Data supplied:
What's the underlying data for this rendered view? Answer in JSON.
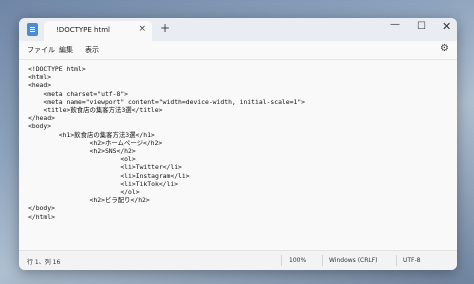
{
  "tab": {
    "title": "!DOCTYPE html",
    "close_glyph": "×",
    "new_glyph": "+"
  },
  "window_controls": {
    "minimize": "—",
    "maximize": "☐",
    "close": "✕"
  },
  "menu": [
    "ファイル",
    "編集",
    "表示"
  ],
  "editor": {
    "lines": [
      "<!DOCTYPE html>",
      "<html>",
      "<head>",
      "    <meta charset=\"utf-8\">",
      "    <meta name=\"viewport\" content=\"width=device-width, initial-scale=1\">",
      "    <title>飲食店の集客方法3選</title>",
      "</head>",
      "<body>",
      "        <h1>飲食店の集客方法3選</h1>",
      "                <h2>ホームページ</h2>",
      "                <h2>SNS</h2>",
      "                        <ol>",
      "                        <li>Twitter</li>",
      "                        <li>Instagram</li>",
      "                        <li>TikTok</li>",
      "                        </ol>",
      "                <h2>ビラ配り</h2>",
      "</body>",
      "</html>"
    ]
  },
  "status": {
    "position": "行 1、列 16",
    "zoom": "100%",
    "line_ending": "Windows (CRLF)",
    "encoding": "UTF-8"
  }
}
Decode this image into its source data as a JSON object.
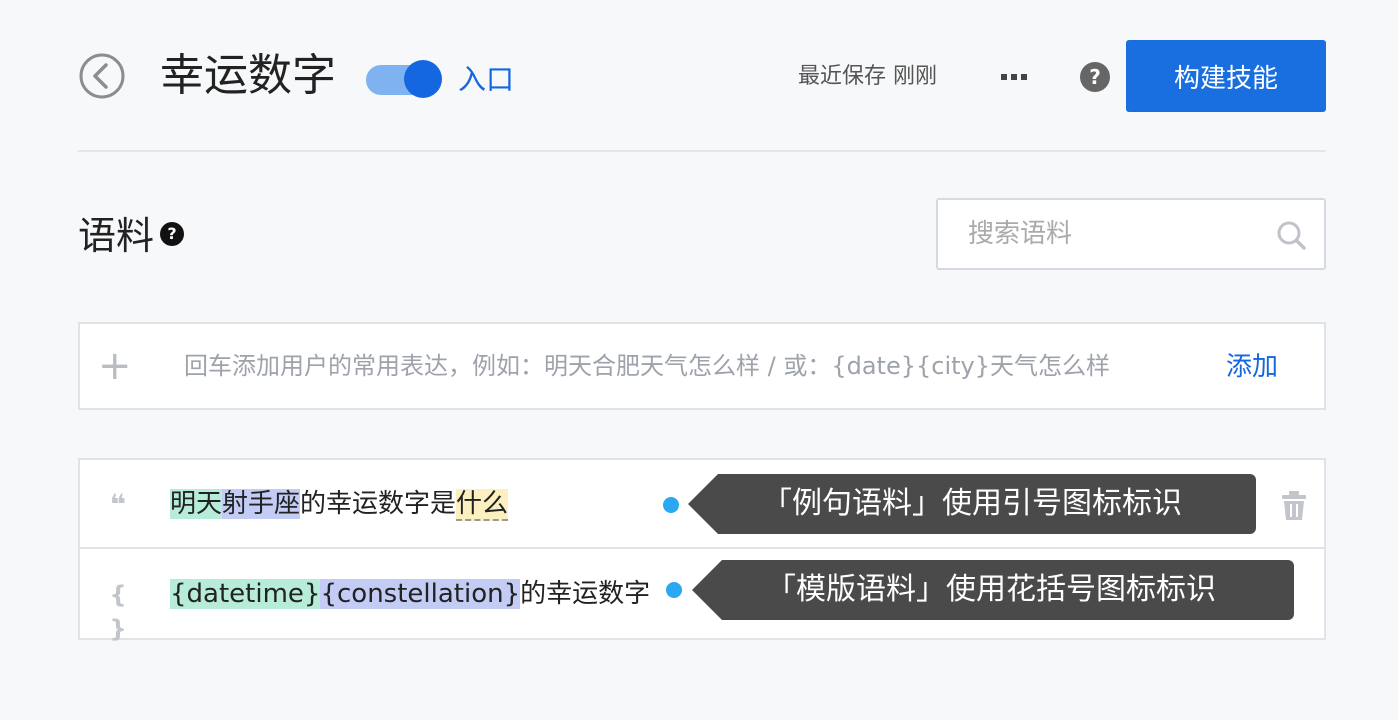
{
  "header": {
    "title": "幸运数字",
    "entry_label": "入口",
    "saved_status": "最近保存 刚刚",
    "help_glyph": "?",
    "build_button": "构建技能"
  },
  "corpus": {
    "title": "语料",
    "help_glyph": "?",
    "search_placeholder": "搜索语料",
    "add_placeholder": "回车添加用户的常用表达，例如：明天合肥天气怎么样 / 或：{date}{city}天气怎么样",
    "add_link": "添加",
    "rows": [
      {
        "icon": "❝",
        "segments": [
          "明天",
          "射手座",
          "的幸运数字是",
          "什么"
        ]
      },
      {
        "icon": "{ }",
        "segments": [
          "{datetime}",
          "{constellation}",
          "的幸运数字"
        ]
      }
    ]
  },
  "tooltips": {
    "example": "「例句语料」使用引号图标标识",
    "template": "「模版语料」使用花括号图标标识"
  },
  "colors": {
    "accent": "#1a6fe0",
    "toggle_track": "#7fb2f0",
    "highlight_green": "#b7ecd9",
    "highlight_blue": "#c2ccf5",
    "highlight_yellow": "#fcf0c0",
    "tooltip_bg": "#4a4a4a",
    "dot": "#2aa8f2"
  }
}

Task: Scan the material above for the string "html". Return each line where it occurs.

Response area:
    "title": "!DOCTYPE html",
      "<!DOCTYPE html>",
      "<html>",
      "</html>"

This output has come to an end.